I picked this book up after a friend recommended it to me in the wake of my review of “Halo and Philosophy: Intellect Evolved.” While I think this concludes my foray into pop culture philosophy for a while, I did enjoy this book considerably more than “Halo Philosophy.” The nature of MMOs as shared simulated spaces (alliteration intentional!) invites several intriguing discussions, especially with regards to the metaphysical. Furthermore, so much of what makes MMOs interesting is the people that play them, and even though a first person game like Halo is also multiplayer, it’s really in the MMO space that one can seriously consider questions of character, identity, and self.
As you might expect, not every essay in this book is going to impress, but there are some true gems. In particular, the essays on the relationship between the character and the self really intrigued me. I’ve played a wide variety of characters over the year, including characters of an opposite gender. Thus, I paid particularly close attention to the essay written by a male player who, rather unintentionally, “toured” as a perceived female gamer for several months.
Is this a book I’d recommend to a non-WoW player? Eh, probably not. The authors generally do a good job of not relying “too” heavily on the game terms, but the largest appeal of these pop culture/philosophy books is how the content of your favorite game (or show, or movie, or whatever) can become the fuel for a philosophical discussion. If you’re not already a WoW player, I’m not sure why you’d be interested in picking up a book about it. That said, this is a very solid philosophy primer and if you’re an MMO player (of any game, really), you’ll find something to mentally gnaw on.

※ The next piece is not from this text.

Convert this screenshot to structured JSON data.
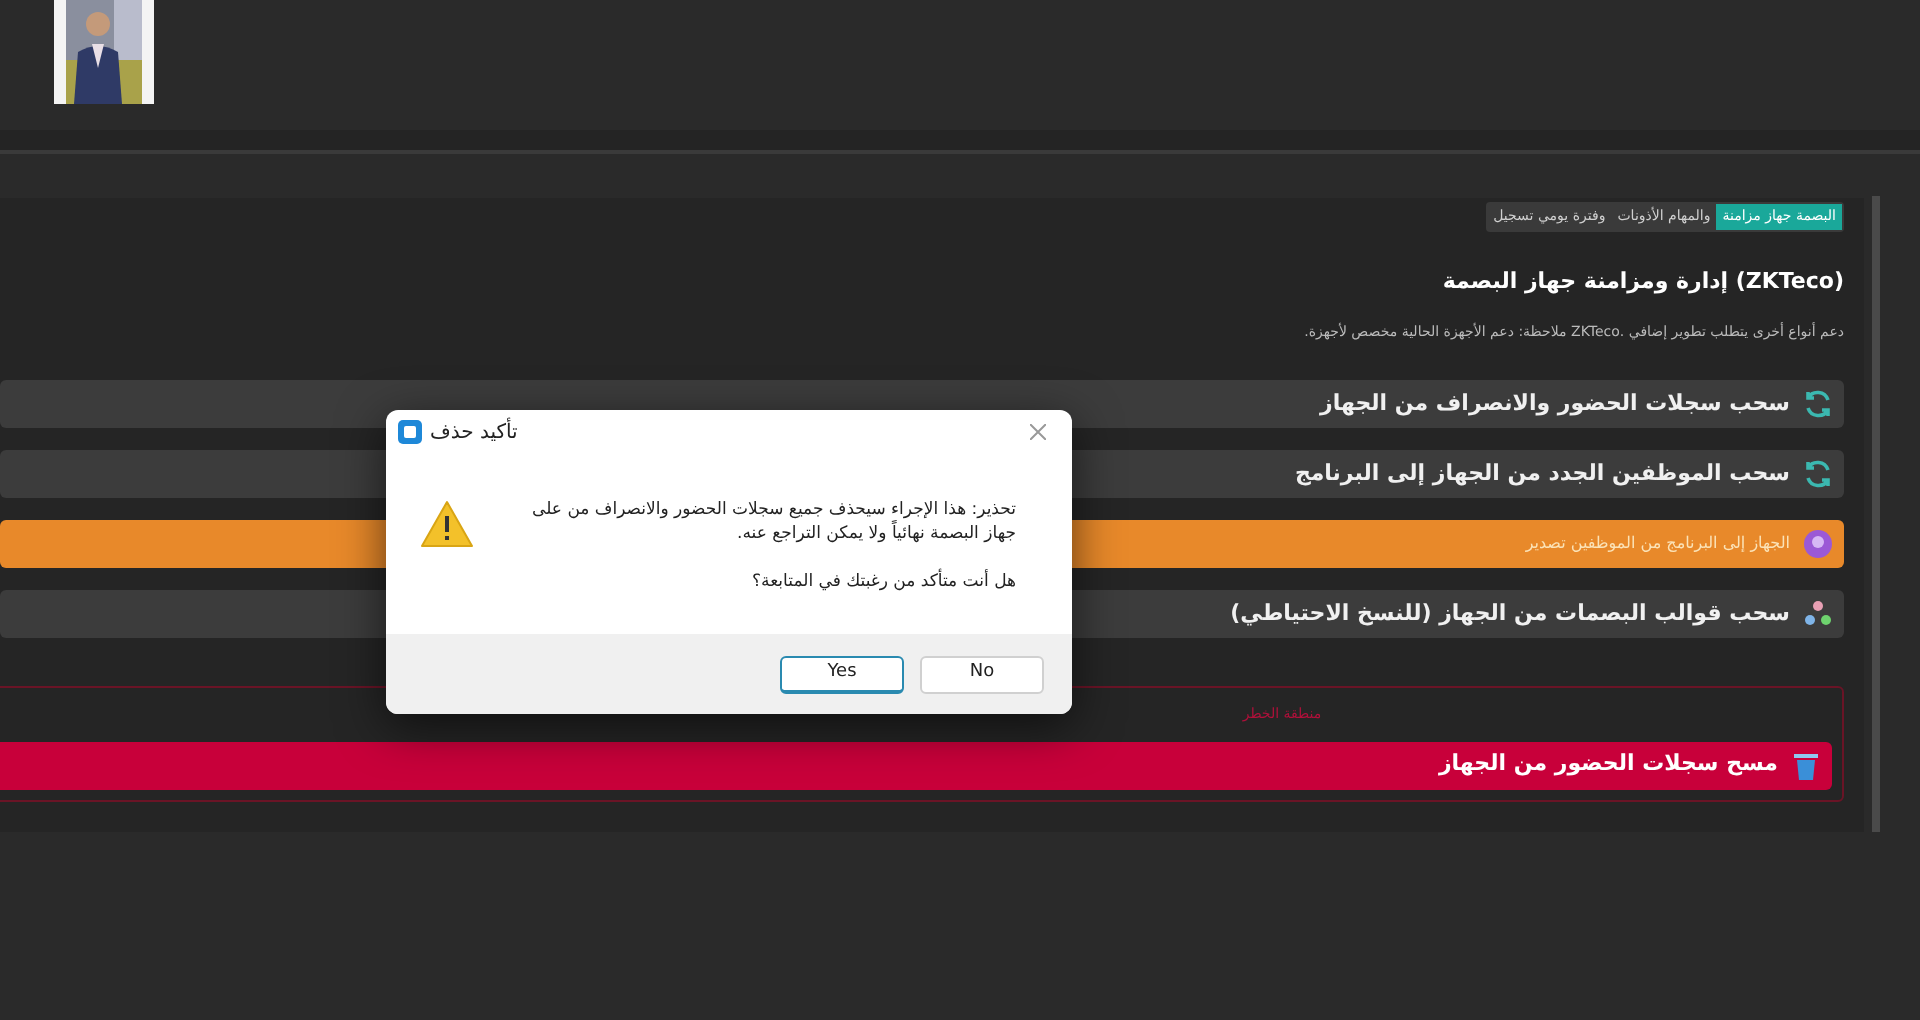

Quick aside: it was a little silly, but I really enjoyed the chapters presented in WoW’s “0/1” quest tracker style, as well as the “+3 to intellect” for completing the chapter. It was a fun bit of attention to detail.